Leadership teams can encourage change through championing improvement work, tracking performance, delegating responsibility and celebrating service improvements.
Structures to fool-proof change so that embedding takes place
This is to ensure that the organisation cannot revert to old processes. This will mean bringing about organisational changes to policies and practices to make the improvements the new normal. This will ensure embedding takes place.
Effective delivery supported by robust, transparent feedback systems and PDSA cycles
The organisation as a whole should understand the changes and value its benefits. Alongside this, the organisation must have a measurement system in place, that will review performance and provide data.

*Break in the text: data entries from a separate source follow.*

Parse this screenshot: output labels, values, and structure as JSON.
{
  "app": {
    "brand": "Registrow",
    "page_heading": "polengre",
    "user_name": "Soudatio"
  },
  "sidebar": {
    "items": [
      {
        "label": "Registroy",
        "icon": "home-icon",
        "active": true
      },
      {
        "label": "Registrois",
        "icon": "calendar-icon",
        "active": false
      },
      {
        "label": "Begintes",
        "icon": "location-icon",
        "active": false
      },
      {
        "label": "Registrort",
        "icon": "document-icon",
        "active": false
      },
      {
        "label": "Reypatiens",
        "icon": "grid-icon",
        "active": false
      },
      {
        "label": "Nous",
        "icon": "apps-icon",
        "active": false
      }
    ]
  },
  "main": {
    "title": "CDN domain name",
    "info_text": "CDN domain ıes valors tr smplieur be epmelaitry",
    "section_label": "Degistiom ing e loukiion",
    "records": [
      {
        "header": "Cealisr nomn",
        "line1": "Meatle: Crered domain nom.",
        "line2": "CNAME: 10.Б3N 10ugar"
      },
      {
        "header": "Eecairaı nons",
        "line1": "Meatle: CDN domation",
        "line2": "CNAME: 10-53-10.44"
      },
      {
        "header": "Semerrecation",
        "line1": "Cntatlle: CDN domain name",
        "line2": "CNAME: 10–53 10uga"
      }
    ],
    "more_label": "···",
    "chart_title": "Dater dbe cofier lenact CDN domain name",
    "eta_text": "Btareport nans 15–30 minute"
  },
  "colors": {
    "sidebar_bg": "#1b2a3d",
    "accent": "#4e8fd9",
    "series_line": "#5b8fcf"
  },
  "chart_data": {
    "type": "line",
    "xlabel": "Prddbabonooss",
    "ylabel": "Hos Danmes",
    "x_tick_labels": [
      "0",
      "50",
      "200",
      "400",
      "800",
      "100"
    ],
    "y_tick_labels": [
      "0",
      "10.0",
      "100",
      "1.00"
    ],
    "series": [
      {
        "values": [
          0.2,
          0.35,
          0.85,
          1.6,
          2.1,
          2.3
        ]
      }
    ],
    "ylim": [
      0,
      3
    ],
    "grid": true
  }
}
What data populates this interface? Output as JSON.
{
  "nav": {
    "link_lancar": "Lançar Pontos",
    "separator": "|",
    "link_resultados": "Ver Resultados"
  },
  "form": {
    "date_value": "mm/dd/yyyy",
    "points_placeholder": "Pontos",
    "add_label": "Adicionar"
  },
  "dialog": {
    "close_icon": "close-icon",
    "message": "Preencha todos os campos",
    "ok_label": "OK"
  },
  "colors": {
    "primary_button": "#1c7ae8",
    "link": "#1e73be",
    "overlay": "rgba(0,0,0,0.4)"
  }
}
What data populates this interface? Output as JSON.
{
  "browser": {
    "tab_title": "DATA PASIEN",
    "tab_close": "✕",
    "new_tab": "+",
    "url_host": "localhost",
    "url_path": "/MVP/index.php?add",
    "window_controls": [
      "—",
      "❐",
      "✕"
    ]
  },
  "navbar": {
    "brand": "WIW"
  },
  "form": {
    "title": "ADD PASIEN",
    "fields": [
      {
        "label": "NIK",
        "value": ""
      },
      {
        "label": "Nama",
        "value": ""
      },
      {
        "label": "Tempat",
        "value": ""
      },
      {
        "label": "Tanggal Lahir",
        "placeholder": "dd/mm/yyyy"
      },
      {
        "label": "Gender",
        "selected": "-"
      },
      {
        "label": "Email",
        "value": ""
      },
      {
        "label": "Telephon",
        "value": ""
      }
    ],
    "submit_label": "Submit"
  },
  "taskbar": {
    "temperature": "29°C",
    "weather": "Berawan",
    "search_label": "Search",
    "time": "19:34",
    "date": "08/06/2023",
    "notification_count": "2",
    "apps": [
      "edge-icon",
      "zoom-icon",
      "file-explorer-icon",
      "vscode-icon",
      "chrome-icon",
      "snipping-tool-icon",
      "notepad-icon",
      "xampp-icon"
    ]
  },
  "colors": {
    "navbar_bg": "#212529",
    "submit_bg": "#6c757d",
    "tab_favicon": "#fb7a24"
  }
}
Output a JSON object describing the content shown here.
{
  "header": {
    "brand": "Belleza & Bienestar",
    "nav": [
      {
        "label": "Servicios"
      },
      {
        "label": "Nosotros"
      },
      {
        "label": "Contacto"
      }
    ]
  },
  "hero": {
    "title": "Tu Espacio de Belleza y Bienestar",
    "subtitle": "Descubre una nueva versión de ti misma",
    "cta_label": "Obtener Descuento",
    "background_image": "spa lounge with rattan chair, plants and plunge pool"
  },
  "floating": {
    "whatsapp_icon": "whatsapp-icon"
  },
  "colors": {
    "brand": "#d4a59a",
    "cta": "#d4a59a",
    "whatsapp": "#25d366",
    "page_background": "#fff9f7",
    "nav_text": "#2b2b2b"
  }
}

Effective collaboration and a shared sense of the systems to be improved
Everyone involved should be aware of the processes and systems that the innovation will improve. All staff understand their responsibilities and contribution in the improvement process. This is shared on a diagram mapping out the improvement process, to be shared and analysed between all stakeholders.
Culture of improvement with engaged staff and patients
It is important to foster a culture of improvement and engagement, colleagues will therefore share a sense of pride and enjoy the improvement process. This helps with diffusing these improvements, as peers will encourage each other to support the innovation.
Formal capacity – building programs
Ongoing training of staff in clinical and non-clinical disciplines, and the training in the application of modern QI methods. This builds into creating a culture where QI is the norm and integrated into daily processes.
All of these factors supported by engagement and clinical leadership, are essential in order to sustain change and improvement in healthcare.
Along with the above, NHS Education for Scotland succinctly categorised the factors into helpful requirements. Organisations must create a new range of practices adapted to the improvement to make it sustainable. The organisations must have a focus on:
- Standardisation - Explicit guidelines for the organisation to follow
- Documentation - Highlights the learning during implementation
- Measurement - Ensures changes are consistent and will demonstrate the improvement
- Training - Supports teams, and fosters a culture of learning and change
These are the broad categories that must be accounted for when making a change. With these satisfied the organisation will find it very difficult to resort to the old way, this will help to make the new way easy, and the old way harder.
It might seem that sustaining improvement in healthcare isn’t an easy task. However, there are plenty of tools and guidance that an organisation should follow – such as making full use of the NHS diagnostic tool before attempting change. This way many of the challenges will be mitigated from the outset. Along with the conditions, the key factors of sustainability are succinctly stated as, standardisation, documentation, measurement and training. With these requirements implemented, any improvement can be made sustainable.
To finish with the words of NHS Improvement about how successful sustainability should look: ‘New ways of working and improved outcomes become the norm. Not only have the process and outcome changed, but also the thinking and attitudes behind them are fundamentally altered and the systems surrounding them are transformed in support. As a result, when one looks at the process or outcome on year from now or longer, one concludes at minimum that it has not reverted to the old way or old level of performance’.
We hope that this article has shone a light on the steps, the ‘what to dos’, the ‘what not to dos’, to sustain great innovations in your organisation!